I grew up reading children's books and never wanted to do anything but write them. Then I got a contract for THE THIRTEENTH PRINCESS and A TRUE PRINCESS, and then PRINCESS OF THE WILD SWANS and another (yet unnamed) fairy-tale retelling. Magic does happen! I live in the country with my husband in what is aptly nicknamed the Bug House. Visit my website at www.dianezahler.com.
When did you first know you wanted to be a writer?
It’s the only thing I ever wanted to be. In fact, it’s probably the only thing I can do! I remember thinking when I was in second or third grade that I wanted to write the kind of books I loved to read. How lucky is that – to get to do what you’d longed to do from the age of 8?
Where do your ideas come from?
The books I’ve published so far are all fairy tale retellings, so the basic idea for the story is already there. But there’s a lot of room for invention. Some ideas I add come from legends or myths – A True Princess includes some Nordic legend and myth (the nisse, Odin) and a Germanic legend (the Elf-King). Princess of the Wild Swans has some Irish legendary creatures – the onchu, a monstrous eel-like creature, is one of my favorites. But some ideas just…come, when I let my mind range free.
Who inspires you to write?
My husband, who is infinitely supportive (he reads EVERYTHING, and most of it more than once). And my 11- or 12-year-old self, whom I hope would have liked the stories I write.
What’s the first story you can remember writing?
I was cleaning out the attic a few months ago, and I actually found some of my early writing. The first, from sixth grade, was a poem titled “A Fairy Tale and Sequel.” It started, “Once upon a time/As those things go…” The second was also a fairy tale, this one in story form (though I forgot to give it a title and was graded down for that!). Do you sense a theme here?
What do you do when you aren’t writing?
I’m in Belgium at the moment, doing what I like best: eating great chocolate, writing, and traveling. I’m living here for six months while my husband teaches at the University of Gent.
Which work of yours are you most proud of?
I love The Thirteenth Princess, but I’m prouder of Princess of the Wild Swans, which I think is a more fully realized story. I hope that with each book I write, I improve. So…maybe the next one?
What are you working on now?
I’m revising another book for HarperCollins. This one is not directly based on a fairy tale, though it has a fairy tale at its root. The title isn’t definite yet, but it will be published in September of 2013.

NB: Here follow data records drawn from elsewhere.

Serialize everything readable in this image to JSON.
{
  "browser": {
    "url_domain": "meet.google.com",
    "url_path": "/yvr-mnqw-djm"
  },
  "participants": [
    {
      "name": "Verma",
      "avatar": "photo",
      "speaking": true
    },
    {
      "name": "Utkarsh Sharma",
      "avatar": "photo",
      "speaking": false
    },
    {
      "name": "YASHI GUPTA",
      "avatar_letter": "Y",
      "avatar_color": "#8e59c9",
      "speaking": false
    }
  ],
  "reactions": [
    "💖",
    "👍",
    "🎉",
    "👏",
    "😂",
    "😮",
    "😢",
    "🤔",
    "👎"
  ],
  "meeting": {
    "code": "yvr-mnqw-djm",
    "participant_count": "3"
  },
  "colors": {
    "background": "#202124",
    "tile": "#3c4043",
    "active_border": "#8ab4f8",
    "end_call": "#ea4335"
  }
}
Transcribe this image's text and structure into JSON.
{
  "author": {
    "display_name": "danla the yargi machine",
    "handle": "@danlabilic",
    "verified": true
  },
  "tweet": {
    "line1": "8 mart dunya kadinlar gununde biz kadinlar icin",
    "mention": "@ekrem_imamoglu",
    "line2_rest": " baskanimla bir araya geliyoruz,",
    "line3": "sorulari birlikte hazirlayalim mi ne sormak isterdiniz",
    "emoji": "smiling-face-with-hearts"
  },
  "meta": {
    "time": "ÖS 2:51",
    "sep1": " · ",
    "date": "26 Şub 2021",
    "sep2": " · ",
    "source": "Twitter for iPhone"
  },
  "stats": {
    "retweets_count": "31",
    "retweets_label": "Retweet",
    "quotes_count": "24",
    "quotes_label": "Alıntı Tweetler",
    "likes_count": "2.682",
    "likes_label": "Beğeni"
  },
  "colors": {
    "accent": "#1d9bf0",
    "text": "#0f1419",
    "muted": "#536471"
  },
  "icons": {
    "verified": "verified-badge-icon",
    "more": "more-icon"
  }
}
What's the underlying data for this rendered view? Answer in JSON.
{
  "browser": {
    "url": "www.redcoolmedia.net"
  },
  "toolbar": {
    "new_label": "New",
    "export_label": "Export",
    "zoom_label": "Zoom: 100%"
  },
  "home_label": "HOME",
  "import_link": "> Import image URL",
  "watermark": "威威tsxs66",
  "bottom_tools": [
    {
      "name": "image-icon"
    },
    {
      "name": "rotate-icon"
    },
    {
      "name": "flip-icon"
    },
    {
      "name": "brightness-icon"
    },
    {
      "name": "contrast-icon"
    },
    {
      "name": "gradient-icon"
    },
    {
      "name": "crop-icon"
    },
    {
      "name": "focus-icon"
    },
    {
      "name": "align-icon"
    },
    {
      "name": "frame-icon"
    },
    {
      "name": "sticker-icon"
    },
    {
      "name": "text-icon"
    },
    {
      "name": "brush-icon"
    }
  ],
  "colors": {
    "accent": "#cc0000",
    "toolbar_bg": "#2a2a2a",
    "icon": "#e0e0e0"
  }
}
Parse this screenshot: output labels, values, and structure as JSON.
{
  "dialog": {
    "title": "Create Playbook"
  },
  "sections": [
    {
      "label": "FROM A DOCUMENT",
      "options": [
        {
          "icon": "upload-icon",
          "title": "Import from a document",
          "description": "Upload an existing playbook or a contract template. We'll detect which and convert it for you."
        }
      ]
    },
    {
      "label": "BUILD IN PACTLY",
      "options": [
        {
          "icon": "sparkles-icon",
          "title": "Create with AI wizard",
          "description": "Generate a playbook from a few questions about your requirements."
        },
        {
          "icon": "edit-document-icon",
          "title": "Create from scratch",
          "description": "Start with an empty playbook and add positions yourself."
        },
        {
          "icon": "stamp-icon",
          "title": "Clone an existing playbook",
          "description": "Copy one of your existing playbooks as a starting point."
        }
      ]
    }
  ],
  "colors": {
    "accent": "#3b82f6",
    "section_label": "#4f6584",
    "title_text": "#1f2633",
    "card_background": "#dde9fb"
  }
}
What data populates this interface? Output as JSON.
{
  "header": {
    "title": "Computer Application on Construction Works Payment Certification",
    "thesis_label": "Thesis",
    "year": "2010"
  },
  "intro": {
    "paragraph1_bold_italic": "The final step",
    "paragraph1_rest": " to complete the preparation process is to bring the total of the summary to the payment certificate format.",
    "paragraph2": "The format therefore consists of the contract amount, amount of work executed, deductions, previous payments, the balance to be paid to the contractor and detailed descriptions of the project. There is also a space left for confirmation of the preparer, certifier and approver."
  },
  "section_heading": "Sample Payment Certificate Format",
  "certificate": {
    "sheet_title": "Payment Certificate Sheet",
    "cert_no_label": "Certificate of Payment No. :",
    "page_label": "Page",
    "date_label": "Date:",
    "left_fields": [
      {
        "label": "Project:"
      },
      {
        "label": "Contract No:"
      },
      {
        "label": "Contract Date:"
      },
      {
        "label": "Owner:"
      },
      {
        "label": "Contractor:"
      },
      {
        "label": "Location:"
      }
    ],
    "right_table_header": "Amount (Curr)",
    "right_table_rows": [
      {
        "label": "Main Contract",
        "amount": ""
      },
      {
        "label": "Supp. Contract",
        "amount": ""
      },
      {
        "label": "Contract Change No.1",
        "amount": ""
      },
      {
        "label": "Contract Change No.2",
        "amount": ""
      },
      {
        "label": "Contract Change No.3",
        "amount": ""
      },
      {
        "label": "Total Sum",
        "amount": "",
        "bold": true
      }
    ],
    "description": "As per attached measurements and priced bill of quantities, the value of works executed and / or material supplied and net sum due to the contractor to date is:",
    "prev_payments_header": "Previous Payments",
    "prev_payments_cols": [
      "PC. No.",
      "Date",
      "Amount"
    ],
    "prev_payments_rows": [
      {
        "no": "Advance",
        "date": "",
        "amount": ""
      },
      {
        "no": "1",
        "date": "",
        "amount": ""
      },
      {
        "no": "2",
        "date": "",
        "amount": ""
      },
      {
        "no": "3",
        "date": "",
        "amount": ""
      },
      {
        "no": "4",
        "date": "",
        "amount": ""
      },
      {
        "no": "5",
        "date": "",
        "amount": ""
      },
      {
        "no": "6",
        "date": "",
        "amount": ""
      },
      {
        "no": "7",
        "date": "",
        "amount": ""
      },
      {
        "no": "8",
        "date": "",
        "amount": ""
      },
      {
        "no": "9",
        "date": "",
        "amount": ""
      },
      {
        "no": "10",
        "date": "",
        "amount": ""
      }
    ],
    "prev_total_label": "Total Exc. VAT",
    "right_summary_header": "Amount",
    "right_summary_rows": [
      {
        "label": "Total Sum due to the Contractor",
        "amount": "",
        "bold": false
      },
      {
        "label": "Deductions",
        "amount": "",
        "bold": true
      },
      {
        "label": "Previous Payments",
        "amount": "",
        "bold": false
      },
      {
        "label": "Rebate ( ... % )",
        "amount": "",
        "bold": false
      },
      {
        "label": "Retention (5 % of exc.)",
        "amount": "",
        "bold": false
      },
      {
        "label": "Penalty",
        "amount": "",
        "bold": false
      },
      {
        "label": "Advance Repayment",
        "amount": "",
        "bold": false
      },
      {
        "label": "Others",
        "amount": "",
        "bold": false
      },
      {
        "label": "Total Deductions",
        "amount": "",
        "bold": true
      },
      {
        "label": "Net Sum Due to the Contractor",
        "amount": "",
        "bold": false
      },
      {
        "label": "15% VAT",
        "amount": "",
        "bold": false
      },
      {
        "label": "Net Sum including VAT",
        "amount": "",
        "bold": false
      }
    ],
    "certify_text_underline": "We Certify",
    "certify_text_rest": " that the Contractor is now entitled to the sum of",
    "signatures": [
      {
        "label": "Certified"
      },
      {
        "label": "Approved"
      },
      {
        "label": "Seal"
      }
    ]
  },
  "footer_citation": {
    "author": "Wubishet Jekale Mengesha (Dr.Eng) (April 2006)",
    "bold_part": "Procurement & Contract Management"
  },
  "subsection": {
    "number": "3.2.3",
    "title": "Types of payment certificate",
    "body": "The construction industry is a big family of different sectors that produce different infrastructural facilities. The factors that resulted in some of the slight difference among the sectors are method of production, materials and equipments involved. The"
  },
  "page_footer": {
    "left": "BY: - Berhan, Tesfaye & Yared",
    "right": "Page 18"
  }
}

What advice do you have for aspiring writers?
There are two things I always say to people who want to be writers. One is: Read. Read the sort of books you want to write, and read everything else you can get your hands on. The more you read, the better you’ll write. The second is: Write. No one becomes a writer without actually doing the work. And as
with any other skill, no matter how good you are, you’ll get better with practice. Maybe there’s a third, too: Don’t give up. There may be a lot of rejection along the way, but if you really want to be a writer, you have to keep going. Hardly anyone gets there on the first try – or the second, or the third…you just persevere.
If you had to choose, which fairy tale would you retell next?
I was in Hameln, Germany, last month, and I was very taken with the Pied Piper legend. I’ve written a nonfiction book on the bubonic plague, which ties into the legend – putting those two things together could make a great tale!
You get to choose any of your characters to go out to lunch with. Who do you pick, where do you go, and what do they order?
What an excellent question! I think I would go out to lunch with the Elf-King, though I’m not sure he’s up by lunchtime. He’s sophisticated, dangerous, and completely unpredictable, so I’d take him to El Bulli in Spain (this is fantasy, right? So it’s still open). It’s the kind of place that deconstructs food and creates dishes using molecular gastronomy, and it’s the only restaurant I can think of that might possibly surprise such a jaded creature. I think he’d order the most expensive thing on the menu, not because it was expensive but just because that’s who he is. And he’d maybe take one bite. I would never dare ask him to share! But I think I’d enjoy the conversation…
If you could meet any author (living or dead), who would it be?
William Shakespeare. The historical figure of Shakespeare seems so different from the Shakespeare we think of when we read his works – I’d love to see who he really was.
What are 3 words that best describe your personality?
Imaginative, organized, inquisitive. On a good day.
You are trapped on a desert island, with no way to escape. What 3 books would you bring?
The Complete Works of Shakespeare (are complete works cheating?). I’m not really a Shakespeare freak, though it might sound like it, but it would keep me busy for a while. War and Peace, for the same reason – and because I’d never get through it otherwise. And for fun, Lord of the Rings, The Hobbit included – more cheating!
If you had to choose one food to eat for the rest of your life, what would it be?
Chocolate, of course. I’m in Belgium, after all!
What is your all-time favorite fairy tale?
The Twelve Dancing Princesses. All those magnificent dresses, all those gorgeous shoes...
I think Diane deserves a round of applause for her wonderful answers and equally wonderful books!